To date StarBright has conducted four Exchange programs.
- The first as described was a two year contract between 2008 and 2010. An early childhood professional conducted preliminary tasks and researched needs of the community.
- The second was a three month exchange, where an early childhood professional strengthened ties with these two organisations, building trust and strengthening bonds.
- The third exchange was a six week exchange, involving three early childhood professionals. These wonderful women enriched the lives of the children in South Africa through arts based curriculum and connecting with the local environment, sharing experiences with South African child care workers. Not only was this experience felt in South Africa, children here in Australia were also engaged in the journey. There was sharing of stories and experiences from both cultures, with computer technology providing an avenue by which communication could be effortlessly streamed across the miles.
- In 2012, StarBright achieved a momentous goal. Two child care workers were brought to Australia from South Africa and had hands on volunteering experience at a renowned early learning centre. They could experience the theory which had been discussed and see the application of their ideas. There were several ah-hah moments.
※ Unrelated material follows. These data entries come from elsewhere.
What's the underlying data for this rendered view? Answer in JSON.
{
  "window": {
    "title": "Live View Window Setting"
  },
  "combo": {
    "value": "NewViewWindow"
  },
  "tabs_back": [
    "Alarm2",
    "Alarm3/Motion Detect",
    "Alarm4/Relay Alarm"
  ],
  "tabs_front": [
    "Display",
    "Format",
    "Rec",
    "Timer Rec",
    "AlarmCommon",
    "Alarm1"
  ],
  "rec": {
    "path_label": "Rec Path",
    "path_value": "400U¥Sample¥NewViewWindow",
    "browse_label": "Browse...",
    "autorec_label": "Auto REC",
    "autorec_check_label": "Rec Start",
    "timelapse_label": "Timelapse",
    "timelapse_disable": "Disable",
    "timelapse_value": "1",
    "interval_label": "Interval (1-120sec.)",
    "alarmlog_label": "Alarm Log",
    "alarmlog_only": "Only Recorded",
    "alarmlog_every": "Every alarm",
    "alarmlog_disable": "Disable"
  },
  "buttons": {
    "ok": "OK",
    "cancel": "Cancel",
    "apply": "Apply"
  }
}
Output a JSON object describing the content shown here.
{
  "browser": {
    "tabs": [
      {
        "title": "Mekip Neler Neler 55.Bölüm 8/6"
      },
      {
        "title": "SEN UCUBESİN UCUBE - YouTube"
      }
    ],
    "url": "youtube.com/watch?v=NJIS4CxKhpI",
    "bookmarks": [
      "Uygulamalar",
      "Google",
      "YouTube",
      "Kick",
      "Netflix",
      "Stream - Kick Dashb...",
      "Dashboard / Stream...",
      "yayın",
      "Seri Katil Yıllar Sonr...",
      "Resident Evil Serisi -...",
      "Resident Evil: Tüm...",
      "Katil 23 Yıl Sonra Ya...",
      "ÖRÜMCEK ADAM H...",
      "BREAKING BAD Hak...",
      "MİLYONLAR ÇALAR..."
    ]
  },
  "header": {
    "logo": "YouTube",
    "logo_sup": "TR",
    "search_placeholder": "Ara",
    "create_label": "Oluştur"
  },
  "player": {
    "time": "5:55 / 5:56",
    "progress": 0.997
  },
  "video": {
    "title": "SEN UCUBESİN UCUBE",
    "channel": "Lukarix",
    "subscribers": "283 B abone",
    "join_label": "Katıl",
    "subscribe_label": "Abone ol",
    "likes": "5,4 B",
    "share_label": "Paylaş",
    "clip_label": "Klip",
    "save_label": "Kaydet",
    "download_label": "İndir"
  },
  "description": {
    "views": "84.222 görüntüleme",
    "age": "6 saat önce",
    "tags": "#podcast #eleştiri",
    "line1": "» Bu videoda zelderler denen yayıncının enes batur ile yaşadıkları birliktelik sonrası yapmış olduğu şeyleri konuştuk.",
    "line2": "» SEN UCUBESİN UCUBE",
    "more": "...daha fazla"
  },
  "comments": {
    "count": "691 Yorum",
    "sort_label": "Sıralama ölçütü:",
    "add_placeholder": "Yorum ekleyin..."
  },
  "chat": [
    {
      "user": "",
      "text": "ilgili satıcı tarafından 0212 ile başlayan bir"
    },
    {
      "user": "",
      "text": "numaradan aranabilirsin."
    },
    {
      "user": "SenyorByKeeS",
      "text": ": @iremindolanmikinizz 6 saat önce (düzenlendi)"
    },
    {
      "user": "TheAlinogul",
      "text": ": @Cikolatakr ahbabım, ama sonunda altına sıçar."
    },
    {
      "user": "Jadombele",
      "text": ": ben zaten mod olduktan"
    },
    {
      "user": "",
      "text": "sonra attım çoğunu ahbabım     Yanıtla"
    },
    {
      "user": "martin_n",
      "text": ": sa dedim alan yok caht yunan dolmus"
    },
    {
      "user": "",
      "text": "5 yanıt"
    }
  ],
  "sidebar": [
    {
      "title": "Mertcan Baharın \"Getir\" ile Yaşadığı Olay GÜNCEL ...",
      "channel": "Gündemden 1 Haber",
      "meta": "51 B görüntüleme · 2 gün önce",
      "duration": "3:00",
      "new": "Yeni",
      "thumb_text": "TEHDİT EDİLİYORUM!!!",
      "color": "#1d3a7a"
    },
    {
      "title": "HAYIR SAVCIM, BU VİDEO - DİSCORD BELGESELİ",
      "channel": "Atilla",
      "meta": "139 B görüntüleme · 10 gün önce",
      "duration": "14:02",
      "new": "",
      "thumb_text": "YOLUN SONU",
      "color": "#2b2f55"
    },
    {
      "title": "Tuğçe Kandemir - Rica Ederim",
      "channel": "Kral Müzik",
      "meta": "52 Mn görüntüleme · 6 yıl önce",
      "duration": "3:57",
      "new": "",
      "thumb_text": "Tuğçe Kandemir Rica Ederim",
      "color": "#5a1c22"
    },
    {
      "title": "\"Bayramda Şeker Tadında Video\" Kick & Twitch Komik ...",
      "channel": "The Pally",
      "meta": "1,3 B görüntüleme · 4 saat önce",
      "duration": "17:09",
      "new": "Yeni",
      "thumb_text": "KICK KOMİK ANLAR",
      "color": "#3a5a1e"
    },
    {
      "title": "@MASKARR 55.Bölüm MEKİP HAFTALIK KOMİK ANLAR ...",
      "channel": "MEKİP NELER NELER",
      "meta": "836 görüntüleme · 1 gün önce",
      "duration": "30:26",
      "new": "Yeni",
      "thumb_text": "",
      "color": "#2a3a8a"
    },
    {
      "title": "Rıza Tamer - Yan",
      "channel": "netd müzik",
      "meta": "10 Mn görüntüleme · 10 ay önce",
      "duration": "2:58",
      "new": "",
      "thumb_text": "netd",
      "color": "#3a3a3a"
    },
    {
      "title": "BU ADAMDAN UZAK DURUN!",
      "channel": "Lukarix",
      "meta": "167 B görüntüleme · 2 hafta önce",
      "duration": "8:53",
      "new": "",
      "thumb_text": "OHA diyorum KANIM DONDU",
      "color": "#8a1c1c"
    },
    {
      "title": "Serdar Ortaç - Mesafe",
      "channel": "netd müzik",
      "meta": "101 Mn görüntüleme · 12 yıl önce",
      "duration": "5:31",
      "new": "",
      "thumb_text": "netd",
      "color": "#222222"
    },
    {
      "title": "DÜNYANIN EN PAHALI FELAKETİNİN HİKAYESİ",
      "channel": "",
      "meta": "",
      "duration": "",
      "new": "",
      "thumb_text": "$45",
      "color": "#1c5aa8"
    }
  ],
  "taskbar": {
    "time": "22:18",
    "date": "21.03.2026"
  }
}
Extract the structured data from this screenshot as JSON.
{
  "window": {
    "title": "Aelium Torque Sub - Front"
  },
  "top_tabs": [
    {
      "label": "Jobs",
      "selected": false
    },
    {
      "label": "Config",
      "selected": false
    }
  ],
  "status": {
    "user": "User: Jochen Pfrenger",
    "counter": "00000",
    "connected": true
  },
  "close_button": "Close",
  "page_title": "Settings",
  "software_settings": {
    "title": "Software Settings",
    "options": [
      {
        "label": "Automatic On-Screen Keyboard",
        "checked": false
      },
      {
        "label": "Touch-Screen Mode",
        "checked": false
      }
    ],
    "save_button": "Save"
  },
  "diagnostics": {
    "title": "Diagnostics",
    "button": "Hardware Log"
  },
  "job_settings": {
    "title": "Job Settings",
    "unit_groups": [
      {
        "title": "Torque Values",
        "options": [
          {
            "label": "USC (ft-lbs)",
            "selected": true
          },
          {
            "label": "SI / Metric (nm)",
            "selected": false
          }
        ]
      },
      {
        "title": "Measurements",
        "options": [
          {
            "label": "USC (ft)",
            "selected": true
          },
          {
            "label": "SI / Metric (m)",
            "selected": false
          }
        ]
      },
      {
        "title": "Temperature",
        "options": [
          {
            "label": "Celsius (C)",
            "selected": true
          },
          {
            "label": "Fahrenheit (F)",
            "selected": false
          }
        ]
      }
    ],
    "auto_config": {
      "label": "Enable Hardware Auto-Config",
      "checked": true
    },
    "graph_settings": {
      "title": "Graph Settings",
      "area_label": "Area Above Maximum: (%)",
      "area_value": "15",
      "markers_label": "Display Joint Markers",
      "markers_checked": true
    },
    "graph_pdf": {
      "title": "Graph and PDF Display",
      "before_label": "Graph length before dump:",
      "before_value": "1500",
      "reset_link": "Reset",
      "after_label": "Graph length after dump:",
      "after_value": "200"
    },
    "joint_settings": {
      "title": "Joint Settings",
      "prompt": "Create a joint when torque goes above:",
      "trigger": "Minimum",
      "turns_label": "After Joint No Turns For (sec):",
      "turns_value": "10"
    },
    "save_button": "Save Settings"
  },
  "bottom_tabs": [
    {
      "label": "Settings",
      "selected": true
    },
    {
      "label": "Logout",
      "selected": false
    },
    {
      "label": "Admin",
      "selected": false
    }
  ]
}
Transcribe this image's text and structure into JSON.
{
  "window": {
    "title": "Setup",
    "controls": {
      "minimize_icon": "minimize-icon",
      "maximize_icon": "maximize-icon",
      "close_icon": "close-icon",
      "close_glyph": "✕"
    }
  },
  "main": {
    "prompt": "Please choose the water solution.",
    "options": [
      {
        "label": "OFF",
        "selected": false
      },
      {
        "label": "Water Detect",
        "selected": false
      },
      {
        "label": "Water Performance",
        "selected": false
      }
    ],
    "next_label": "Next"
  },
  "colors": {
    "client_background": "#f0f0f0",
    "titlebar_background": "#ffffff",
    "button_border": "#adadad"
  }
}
In 2013, I returned to South Africa on another family visit. Imagine my delight when, visiting the two organisations with whom we have now developed such strong bonds, the child care workers shared with me their successes. They were still using the skills they had learned, they were initiating new ideas and practices, they were more committed to improving conditions, they had undertaken further education.
Some say, why bother. StarBright is yet another example of what can be achieved with a little passion, commitment and perseverance. Lives are changing dramatically, some are outside our immediate circle and we will never be aware, but we can see the effect. There is a renewed hope. These children will have new options on which to base their lives. It may not be much, but we ARE making a difference and that’s what makes it all worthwhile.
- Carol Allen, President and Co-Founder
“I have long held a passion for Africa after my visit in 1992 which opened my eyes to this wonderful country. There was so much for us to learn from each other. Then when the AIDS epidemic started to take hold, and upon meeting Carol Allen and learning her personal story, I knew I had to do ‘something’.
I had worked for community and overseas aid organisations with a focus on children’s education, women and family welfare for 15 years. StarBright was founded as both Carol and I believe that children who are nurtured and educated from the earliest age can provide a brighter future of hope and possibilities.
South Africa touched my heart deeply after a visit in 2006 and it was a privilege to be part of the establishment of StarBright to enrich the young lives of these children in need.”
– Karen Williams Co-Founder